__WORK INSTRUCTION__
Repeat every entry exactly. Leave nothing out.

╭─ EXCERPTED DATA

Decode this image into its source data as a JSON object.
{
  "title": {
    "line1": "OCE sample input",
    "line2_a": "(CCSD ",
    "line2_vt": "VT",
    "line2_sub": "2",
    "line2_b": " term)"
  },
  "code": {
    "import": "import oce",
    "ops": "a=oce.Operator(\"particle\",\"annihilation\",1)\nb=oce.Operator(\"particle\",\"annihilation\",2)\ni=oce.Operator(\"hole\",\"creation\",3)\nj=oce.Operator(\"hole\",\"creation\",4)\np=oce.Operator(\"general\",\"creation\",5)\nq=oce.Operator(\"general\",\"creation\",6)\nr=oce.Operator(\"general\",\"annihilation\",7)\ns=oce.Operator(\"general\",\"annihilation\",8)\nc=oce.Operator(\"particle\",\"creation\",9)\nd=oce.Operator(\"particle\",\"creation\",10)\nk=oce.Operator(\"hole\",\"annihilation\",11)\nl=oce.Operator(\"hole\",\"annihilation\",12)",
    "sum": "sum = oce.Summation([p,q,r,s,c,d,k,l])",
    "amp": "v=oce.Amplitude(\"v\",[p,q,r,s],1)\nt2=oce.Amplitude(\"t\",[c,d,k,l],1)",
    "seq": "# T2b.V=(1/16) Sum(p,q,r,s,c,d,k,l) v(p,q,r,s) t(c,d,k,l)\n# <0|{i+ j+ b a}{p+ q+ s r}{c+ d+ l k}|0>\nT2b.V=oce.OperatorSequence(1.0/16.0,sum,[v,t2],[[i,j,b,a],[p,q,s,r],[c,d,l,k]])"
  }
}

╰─

__SOLUTION__
Decode this image into its source data as a JSON object.
{
  "title": {
    "line1": "OCE sample input",
    "line2_a": "(CCSD ",
    "line2_vt": "VT",
    "line2_sub": "2",
    "line2_b": " term)"
  },
  "code": {
    "import": "import oce",
    "ops": "a=oce.Operator(\"particle\",\"annihilation\",1)\nb=oce.Operator(\"particle\",\"annihilation\",2)\ni=oce.Operator(\"hole\",\"creation\",3)\nj=oce.Operator(\"hole\",\"creation\",4)\np=oce.Operator(\"general\",\"creation\",5)\nq=oce.Operator(\"general\",\"creation\",6)\nr=oce.Operator(\"general\",\"annihilation\",7)\ns=oce.Operator(\"general\",\"annihilation\",8)\nc=oce.Operator(\"particle\",\"creation\",9)\nd=oce.Operator(\"particle\",\"creation\",10)\nk=oce.Operator(\"hole\",\"annihilation\",11)\nl=oce.Operator(\"hole\",\"annihilation\",12)",
    "sum": "sum = oce.Summation([p,q,r,s,c,d,k,l])",
    "amp": "v=oce.Amplitude(\"v\",[p,q,r,s],1)\nt2=oce.Amplitude(\"t\",[c,d,k,l],1)",
    "seq": "# T2b.V=(1/16) Sum(p,q,r,s,c,d,k,l) v(p,q,r,s) t(c,d,k,l)\n# <0|{i+ j+ b a}{p+ q+ s r}{c+ d+ l k}|0>\nT2b.V=oce.OperatorSequence(1.0/16.0,sum,[v,t2],[[i,j,b,a],[p,q,s,r],[c,d,l,k]])"
  }
}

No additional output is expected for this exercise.